Ok, we have to admit that part of the reason this game made the list is the incredible promotion for it that introduced Deadpool to the world. Marvel needs a good superhero game of its own to keep up, something it has not shown the aptitude to do. There have been plenty of Marvel games recently, but don’t beat yourself up if you have forgotten them. Even if you played them. They haven’t exactly been memorable. Hopefully that all changes here and the character opens up the door to a new wave of Marvel based games from Activision, who have never given up on the license even though many of us gave up on it.
The Last of Us
(2013; PS3; Naughty Dog, SCEA)
Since the moment this title made its debut, gaming fans have had a love affair with the idea of it. Coming from the developers of the Uncharted series, the new property takes us to a wholly original, and totally never before seen world that takes place after an apocalypse. Wait… Ok, so maybe the setting on the face of things isn’t groundbreaking, but with the developers at Naughty Dog at the helm, The Last of Us looks like a game that will make the voyage to the dark possible future of humanity worth the trip.
Star Wars 1313
(2013; PC, PS3, Xbox 360; LucasArts, Disney LucasArts)
If you have seen anything about this game, anything at all, and you still question why it is on this list, we seriously can’t be friends anymore. There is still a lot of mystery surrounding this game, and no one can even confirm with absolute certainty if it will be on this gen or next, but it is a completely new Star Wars game set within the larger universe but not necessarily in a way we’ve seen before. The new Disney purchase of the Lucas properties could also help to make this game great, as Disney would no doubt like the first game under the Disney LucasArts banner to be a success.
Tom Clancy’s Rainbow 6: Patriots

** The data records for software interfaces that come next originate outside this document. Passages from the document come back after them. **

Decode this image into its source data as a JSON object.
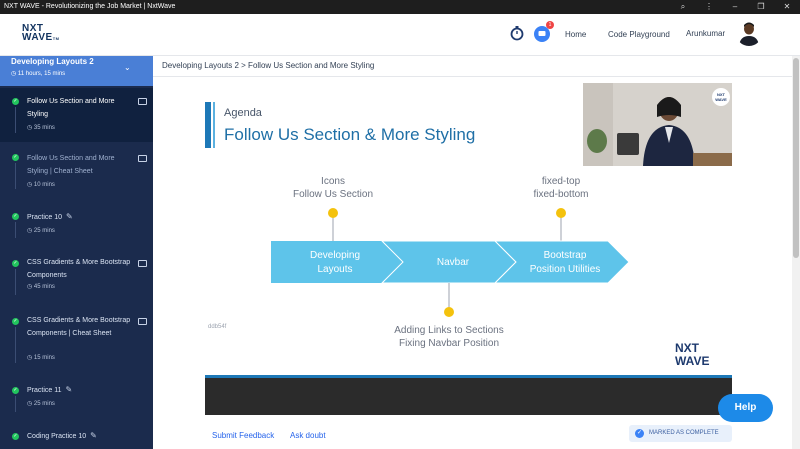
{
  "window": {
    "title": "NXT WAVE - Revolutionizing the Job Market | NxtWave"
  },
  "header": {
    "logo_line1": "NXT",
    "logo_line2": "WAVE",
    "logo_tm": "TM",
    "notification_count": "1",
    "nav": [
      "Home",
      "Code Playground"
    ],
    "user_name": "Arunkumar"
  },
  "sidebar": {
    "course_title": "Developing Layouts 2",
    "course_duration": "11 hours, 15 mins",
    "items": [
      {
        "label": "Follow Us Section and More Styling",
        "duration": "35 mins"
      },
      {
        "label": "Follow Us Section and More Styling | Cheat Sheet",
        "duration": "10 mins"
      },
      {
        "label": "Practice 10",
        "duration": "25 mins"
      },
      {
        "label": "CSS Gradients & More Bootstrap Components",
        "duration": "45 mins"
      },
      {
        "label": "CSS Gradients & More Bootstrap Components | Cheat Sheet",
        "duration": "15 mins"
      },
      {
        "label": "Practice 11",
        "duration": "25 mins"
      },
      {
        "label": "Coding Practice 10",
        "duration": ""
      }
    ]
  },
  "breadcrumb": "Developing Layouts 2 > Follow Us Section and More Styling",
  "slide": {
    "kicker": "Agenda",
    "title": "Follow Us Section & More Styling",
    "top_notes": [
      "Icons\nFollow Us Section",
      "fixed-top\nfixed-bottom"
    ],
    "arrows": [
      "Developing\nLayouts",
      "Navbar",
      "Bootstrap\nPosition Utilities"
    ],
    "bottom_note": "Adding Links to Sections\nFixing Navbar Position",
    "watermark": "ddb54f",
    "logo_line1": "NXT",
    "logo_line2": "WAVE"
  },
  "actions": {
    "feedback": "Submit Feedback",
    "doubt": "Ask doubt",
    "complete": "MARKED AS COMPLETE"
  },
  "help_label": "Help",
  "colors": {
    "sidebar_bg": "#1b2b4d",
    "sidebar_header": "#4a7fd6",
    "arrow": "#5ec4ea",
    "accent": "#1f6fa6",
    "dot": "#f4c20d",
    "complete_green": "#22c55e"
  }
}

(2013; PC, PS3, Xbox 360; Ubisoft Montreal/Red Storm/Toronto, Ubisoft)
We first saw this game a while back, and we haven’t heard a whole lot more since the announcement that it was coming. It’ll be set in the jeopardy-friendly confines of New York, and the odds are good that it will involve squad-based play as all the other games in the franchise have. After laying the smack down on Vegas before entering a hiatus of sorts, it’ll be nice to see the series return. The Rainbow Six titles have always been quality games, and there’s no reason to think that will change.
(2013; PC, PS3, Xbox 360; Ubisoft Montreal, Ubisoft)
Despite a massive lineup filled with blockbuster after blockbuster, Ubisoft’s E3 presentation was dominated by the reveal of its newest property, Watch Dogs. After the clip showed off what the game could do, it was all people could talk about. And with good reason. This one might not have the mainstream appeal that something like an Assassin’s Creed game does, but you can be sure most dedicated gamers are going to be following this title closely.